__Work request__
Look at every line below and count those containing "MIDI". Answer with the number only.

__Exercise input__
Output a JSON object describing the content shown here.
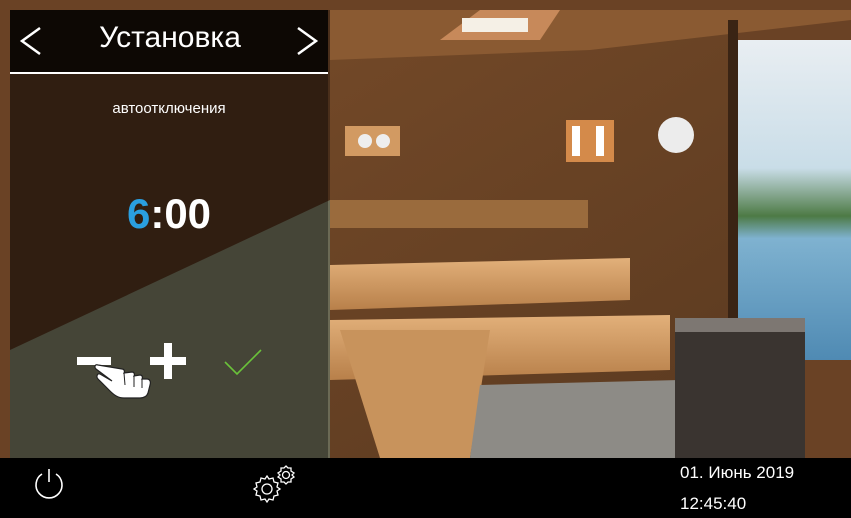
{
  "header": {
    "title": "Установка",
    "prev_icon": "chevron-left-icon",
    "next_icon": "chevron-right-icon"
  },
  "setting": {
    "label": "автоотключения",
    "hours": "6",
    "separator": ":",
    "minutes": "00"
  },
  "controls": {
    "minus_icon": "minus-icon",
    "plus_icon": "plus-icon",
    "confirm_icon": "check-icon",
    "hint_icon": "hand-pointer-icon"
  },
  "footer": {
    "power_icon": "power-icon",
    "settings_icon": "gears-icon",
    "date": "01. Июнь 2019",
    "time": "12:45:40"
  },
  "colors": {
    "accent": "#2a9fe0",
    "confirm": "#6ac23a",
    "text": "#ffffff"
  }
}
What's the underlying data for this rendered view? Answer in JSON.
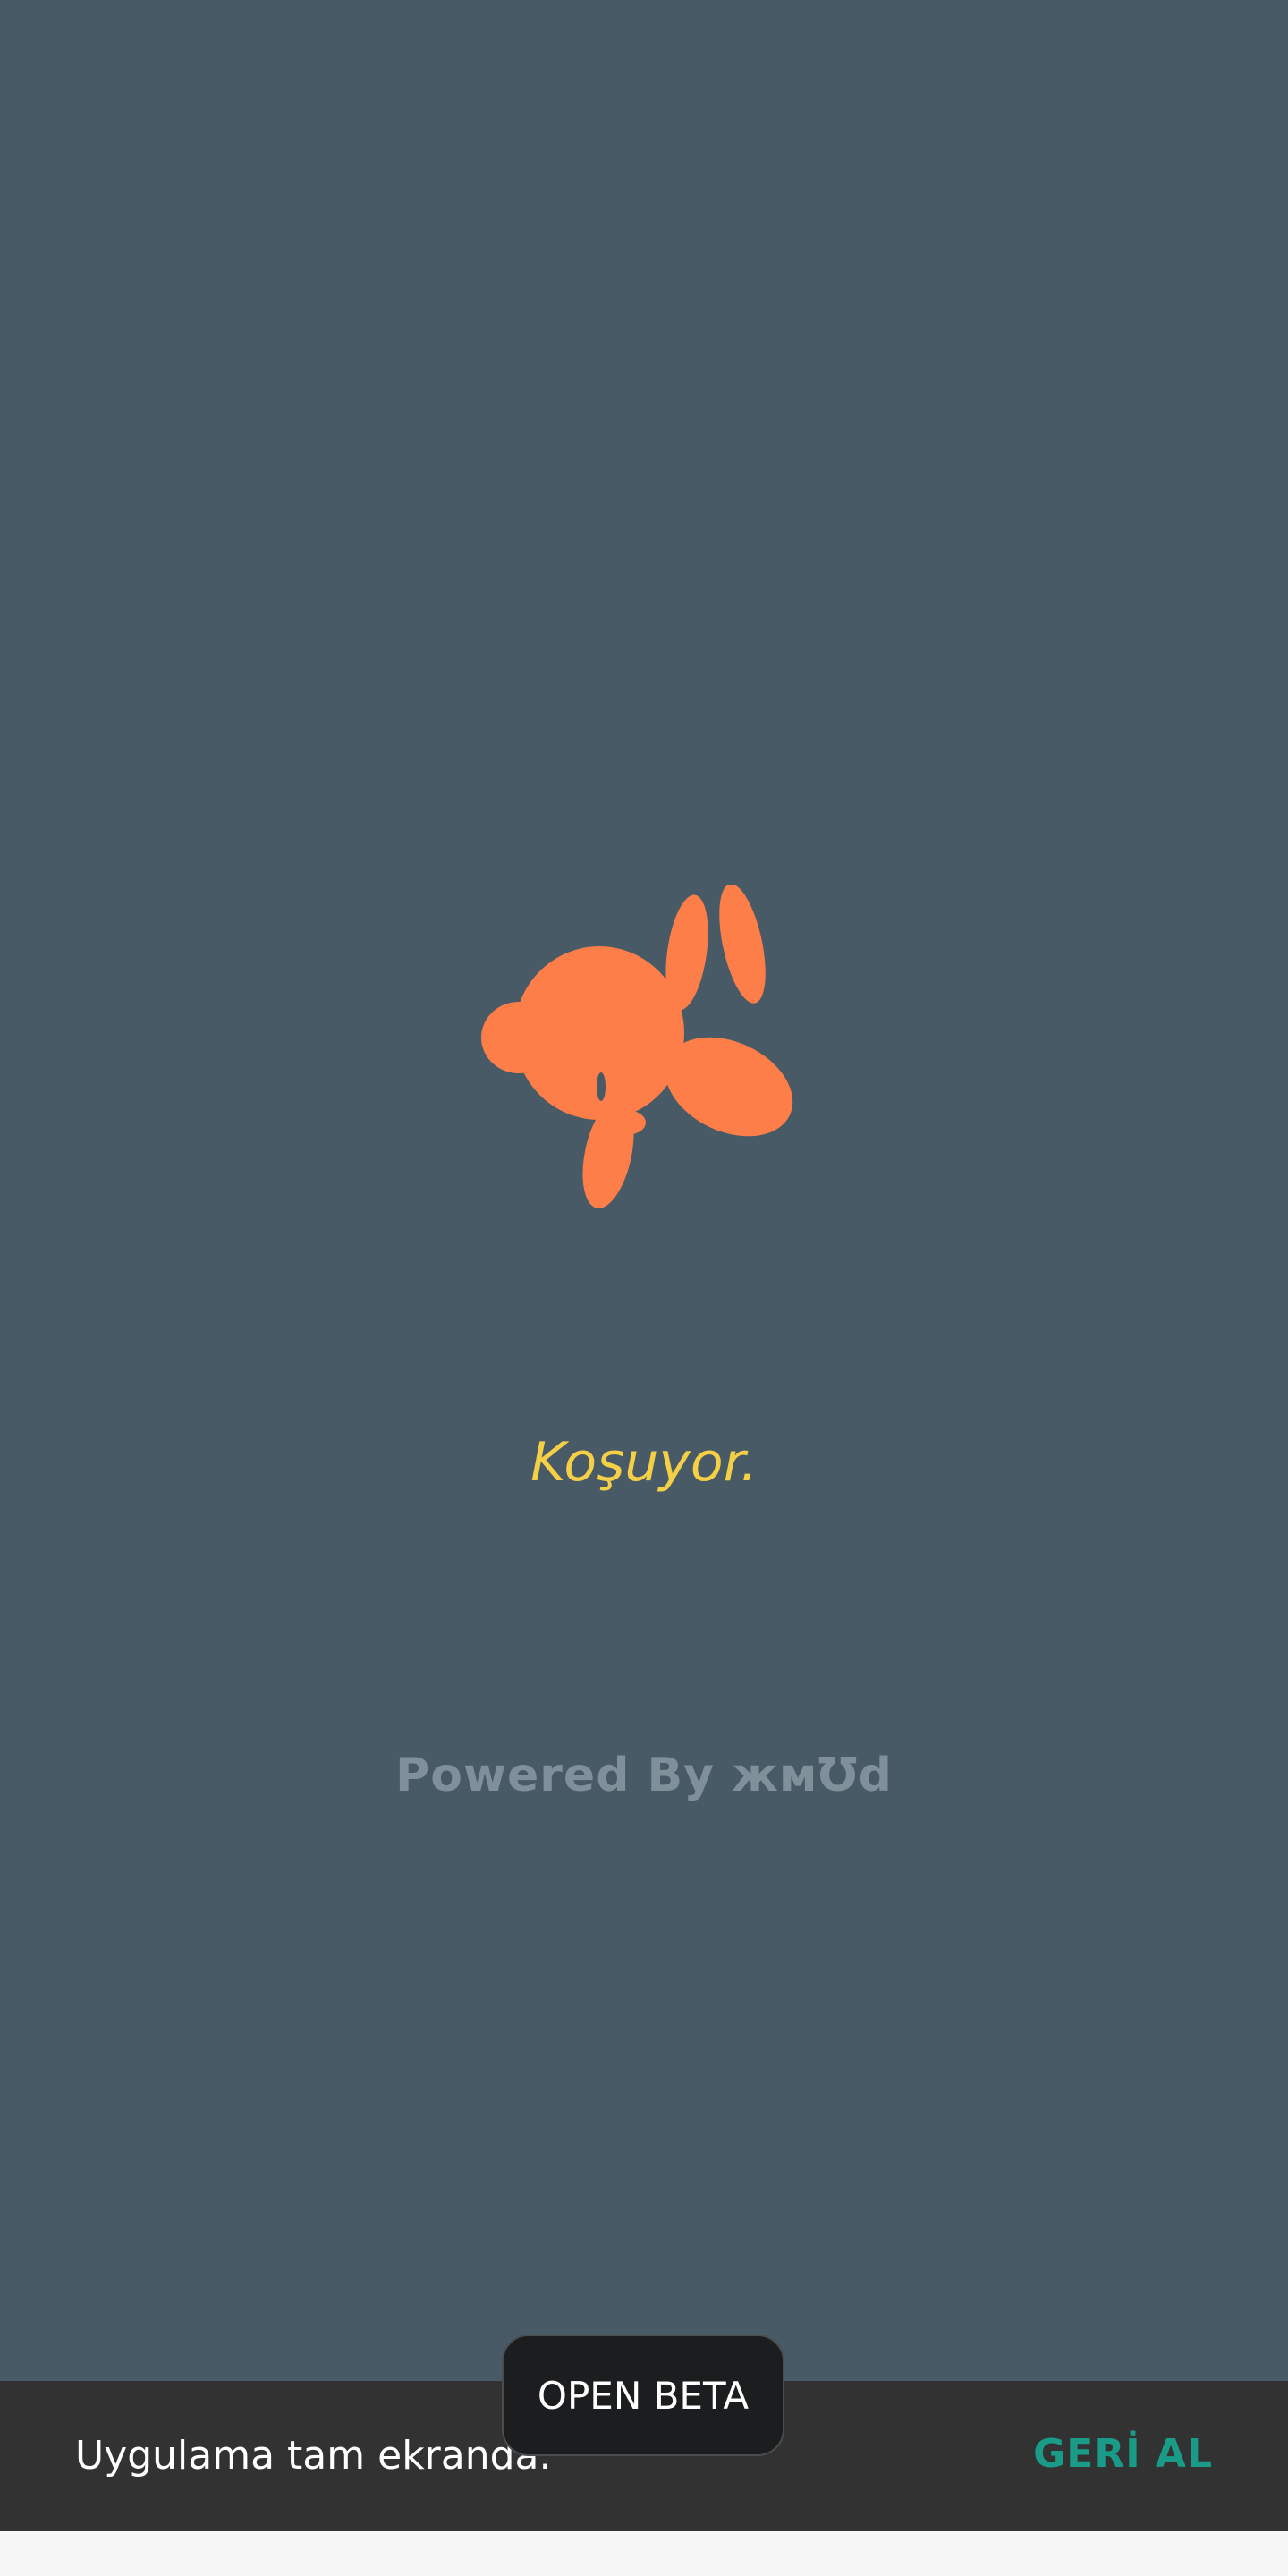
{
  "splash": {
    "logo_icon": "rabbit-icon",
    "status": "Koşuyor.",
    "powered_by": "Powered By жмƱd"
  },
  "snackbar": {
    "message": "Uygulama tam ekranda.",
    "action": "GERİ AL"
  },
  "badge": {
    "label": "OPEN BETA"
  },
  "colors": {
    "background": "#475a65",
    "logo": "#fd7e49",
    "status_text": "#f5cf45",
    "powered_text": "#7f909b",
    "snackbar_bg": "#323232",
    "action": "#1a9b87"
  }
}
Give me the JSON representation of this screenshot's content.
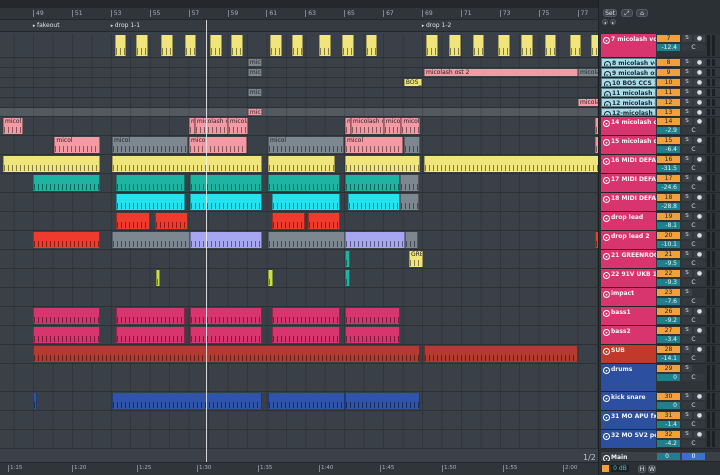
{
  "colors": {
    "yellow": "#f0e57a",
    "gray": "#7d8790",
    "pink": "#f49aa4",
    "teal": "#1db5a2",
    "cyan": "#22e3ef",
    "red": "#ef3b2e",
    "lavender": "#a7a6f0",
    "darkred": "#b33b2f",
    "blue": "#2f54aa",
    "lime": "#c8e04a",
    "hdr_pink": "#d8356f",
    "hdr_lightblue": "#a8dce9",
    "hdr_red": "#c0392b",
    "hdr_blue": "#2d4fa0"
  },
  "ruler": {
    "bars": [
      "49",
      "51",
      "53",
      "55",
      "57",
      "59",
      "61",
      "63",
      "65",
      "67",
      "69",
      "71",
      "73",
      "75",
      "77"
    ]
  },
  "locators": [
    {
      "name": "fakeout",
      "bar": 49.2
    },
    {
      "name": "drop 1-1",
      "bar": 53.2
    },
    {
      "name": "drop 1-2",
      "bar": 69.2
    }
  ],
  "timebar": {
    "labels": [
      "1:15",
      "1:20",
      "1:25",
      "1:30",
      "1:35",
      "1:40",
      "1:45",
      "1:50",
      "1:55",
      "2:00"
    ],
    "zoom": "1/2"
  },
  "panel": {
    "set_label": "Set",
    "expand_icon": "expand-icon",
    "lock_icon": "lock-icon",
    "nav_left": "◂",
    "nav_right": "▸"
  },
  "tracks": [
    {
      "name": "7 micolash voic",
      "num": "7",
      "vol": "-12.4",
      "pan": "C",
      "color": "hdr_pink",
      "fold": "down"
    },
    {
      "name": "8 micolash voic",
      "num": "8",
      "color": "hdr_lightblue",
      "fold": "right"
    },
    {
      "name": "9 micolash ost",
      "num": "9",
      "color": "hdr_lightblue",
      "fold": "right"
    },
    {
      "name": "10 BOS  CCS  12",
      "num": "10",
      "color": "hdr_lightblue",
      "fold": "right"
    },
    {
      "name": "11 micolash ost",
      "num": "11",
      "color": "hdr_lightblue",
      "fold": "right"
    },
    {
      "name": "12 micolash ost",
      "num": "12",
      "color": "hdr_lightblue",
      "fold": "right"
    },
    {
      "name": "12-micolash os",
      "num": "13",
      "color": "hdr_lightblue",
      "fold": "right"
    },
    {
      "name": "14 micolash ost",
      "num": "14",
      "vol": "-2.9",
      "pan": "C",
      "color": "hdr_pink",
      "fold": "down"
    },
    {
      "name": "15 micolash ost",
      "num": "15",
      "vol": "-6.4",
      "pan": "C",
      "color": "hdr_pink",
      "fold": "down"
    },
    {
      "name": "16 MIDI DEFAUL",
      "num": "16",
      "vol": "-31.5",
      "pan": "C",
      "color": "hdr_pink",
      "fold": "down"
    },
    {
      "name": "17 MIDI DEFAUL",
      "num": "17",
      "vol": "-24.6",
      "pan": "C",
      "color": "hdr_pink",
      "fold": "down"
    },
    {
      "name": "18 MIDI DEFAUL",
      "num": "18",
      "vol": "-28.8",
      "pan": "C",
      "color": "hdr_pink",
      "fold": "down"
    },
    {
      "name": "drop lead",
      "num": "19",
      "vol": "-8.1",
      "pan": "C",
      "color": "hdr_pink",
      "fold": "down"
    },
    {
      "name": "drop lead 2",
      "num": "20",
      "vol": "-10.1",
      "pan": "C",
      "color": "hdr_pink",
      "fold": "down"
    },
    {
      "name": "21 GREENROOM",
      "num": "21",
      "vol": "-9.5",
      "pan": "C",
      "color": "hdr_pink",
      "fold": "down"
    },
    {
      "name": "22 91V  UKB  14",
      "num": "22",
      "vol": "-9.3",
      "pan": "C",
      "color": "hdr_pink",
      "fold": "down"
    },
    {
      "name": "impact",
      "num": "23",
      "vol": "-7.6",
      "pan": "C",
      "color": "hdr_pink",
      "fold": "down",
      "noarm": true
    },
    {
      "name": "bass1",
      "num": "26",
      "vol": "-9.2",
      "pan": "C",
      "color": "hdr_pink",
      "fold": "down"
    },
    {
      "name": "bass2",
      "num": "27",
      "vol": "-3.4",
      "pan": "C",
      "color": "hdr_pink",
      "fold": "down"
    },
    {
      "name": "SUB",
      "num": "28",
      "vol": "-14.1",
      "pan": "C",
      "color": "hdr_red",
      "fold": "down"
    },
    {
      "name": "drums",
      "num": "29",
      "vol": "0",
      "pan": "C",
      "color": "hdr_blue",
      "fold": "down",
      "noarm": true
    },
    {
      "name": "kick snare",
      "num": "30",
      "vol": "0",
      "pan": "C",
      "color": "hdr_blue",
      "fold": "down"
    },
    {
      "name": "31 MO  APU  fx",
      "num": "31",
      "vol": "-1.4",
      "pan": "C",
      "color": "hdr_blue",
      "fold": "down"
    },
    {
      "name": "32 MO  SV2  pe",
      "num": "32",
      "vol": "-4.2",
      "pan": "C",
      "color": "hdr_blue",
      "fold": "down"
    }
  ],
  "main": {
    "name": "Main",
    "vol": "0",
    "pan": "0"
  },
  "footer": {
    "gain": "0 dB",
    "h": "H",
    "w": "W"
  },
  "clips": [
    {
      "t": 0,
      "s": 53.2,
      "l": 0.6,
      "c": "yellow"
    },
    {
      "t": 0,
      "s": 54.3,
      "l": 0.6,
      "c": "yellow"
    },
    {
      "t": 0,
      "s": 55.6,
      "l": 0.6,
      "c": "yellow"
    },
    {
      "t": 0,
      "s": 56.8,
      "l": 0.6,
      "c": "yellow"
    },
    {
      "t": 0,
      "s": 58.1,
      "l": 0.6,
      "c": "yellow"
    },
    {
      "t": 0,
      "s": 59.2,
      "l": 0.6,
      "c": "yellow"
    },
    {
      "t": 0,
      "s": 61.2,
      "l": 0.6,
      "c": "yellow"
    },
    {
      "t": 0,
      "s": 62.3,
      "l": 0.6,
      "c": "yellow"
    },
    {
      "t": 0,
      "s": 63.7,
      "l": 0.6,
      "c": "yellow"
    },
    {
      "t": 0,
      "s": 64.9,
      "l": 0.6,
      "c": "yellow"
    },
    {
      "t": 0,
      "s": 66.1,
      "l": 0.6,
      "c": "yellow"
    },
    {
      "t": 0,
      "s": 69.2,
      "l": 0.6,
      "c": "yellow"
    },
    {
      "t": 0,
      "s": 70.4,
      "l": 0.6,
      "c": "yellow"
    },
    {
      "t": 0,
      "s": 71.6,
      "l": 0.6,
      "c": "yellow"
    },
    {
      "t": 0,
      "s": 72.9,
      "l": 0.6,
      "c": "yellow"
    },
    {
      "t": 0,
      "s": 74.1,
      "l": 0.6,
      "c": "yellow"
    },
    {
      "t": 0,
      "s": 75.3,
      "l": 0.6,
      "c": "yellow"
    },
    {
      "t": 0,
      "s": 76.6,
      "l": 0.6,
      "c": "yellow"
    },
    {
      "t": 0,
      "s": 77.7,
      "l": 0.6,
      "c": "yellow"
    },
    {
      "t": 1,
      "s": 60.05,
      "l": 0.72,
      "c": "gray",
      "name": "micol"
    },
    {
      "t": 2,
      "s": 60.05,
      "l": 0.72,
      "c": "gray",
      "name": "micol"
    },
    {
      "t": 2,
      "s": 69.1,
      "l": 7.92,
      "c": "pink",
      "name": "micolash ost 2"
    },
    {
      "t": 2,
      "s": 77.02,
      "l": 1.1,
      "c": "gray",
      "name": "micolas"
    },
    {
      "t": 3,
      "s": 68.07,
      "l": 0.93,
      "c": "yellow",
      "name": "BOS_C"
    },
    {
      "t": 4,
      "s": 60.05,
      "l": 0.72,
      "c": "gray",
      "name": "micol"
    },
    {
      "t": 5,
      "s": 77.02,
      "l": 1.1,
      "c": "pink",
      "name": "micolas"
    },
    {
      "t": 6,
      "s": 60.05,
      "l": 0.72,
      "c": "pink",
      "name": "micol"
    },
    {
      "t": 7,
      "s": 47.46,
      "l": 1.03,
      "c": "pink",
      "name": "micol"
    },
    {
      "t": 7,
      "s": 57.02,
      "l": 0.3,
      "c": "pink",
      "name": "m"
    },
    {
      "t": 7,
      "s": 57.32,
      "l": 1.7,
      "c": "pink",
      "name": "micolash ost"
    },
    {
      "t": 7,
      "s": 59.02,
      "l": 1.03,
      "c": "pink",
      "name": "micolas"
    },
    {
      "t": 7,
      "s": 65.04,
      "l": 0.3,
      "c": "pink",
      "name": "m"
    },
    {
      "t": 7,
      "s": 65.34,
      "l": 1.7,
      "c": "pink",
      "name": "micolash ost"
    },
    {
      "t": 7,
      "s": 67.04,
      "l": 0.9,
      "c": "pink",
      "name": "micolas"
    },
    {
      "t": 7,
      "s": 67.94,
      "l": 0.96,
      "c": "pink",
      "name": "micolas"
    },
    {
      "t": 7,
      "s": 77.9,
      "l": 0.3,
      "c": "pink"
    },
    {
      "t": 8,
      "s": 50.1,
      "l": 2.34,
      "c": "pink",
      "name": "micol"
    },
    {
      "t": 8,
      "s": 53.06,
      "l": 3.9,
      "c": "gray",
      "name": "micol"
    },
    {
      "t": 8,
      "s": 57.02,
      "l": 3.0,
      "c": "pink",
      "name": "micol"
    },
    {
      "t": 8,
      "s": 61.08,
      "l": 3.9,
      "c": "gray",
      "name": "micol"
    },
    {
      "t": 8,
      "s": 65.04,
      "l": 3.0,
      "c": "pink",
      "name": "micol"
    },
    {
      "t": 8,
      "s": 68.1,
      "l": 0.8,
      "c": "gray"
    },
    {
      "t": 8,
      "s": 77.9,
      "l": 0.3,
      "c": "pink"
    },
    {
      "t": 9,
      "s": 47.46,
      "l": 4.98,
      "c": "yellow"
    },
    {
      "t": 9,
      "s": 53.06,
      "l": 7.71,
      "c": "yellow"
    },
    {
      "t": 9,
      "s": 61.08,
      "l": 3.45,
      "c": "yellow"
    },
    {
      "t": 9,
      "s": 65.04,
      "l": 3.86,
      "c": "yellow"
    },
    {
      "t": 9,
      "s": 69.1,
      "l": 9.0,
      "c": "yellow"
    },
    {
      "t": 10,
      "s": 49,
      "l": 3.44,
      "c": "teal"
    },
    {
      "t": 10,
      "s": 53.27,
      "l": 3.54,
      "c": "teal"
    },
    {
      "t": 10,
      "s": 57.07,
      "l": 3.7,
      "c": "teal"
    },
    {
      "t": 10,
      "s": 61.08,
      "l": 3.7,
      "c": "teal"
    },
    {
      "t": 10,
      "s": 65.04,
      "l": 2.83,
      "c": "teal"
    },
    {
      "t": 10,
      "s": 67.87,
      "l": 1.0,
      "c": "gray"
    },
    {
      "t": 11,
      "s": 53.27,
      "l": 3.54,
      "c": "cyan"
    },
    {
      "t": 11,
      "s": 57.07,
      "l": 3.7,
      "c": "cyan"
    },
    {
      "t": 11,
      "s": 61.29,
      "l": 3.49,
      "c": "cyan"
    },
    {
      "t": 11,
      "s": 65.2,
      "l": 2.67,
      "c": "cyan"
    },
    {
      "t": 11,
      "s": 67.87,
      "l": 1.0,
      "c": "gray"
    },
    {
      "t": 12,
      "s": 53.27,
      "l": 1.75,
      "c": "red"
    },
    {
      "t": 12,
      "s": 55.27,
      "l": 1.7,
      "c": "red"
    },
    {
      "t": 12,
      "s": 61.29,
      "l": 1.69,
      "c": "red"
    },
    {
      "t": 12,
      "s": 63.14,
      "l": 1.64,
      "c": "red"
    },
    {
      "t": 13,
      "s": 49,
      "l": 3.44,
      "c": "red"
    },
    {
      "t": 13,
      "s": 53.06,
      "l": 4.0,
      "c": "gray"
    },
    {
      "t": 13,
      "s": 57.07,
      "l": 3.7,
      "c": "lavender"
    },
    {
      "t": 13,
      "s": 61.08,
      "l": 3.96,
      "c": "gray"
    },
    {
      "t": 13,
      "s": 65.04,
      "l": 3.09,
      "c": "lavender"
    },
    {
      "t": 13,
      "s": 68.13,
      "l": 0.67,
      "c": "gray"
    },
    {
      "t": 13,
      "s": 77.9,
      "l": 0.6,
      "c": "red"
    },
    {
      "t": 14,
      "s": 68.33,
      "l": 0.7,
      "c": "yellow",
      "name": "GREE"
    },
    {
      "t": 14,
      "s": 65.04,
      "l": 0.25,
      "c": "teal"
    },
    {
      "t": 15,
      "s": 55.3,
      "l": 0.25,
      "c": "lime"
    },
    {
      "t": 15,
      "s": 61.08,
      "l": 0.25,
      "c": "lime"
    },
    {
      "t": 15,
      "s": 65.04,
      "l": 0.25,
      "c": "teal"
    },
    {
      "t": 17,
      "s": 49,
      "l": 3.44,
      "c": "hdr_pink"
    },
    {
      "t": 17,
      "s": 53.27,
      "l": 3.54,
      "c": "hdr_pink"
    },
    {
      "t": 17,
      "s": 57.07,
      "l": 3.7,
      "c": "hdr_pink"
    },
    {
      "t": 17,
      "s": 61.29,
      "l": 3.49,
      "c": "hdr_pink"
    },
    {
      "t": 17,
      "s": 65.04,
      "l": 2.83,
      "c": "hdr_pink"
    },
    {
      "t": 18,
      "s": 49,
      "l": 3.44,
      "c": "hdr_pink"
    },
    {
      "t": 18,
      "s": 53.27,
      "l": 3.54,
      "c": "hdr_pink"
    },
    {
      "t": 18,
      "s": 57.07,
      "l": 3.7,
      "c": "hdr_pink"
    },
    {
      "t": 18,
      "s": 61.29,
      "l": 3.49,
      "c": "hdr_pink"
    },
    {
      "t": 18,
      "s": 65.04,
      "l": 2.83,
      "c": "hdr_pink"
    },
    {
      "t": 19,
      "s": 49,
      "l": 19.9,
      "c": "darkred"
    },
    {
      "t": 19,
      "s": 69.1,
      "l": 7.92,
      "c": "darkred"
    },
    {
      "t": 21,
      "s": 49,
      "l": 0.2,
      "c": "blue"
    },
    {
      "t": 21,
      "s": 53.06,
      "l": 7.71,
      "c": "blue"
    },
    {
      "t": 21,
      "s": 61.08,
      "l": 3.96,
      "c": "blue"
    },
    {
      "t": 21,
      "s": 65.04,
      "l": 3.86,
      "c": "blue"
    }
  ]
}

__Response for this exercise__
3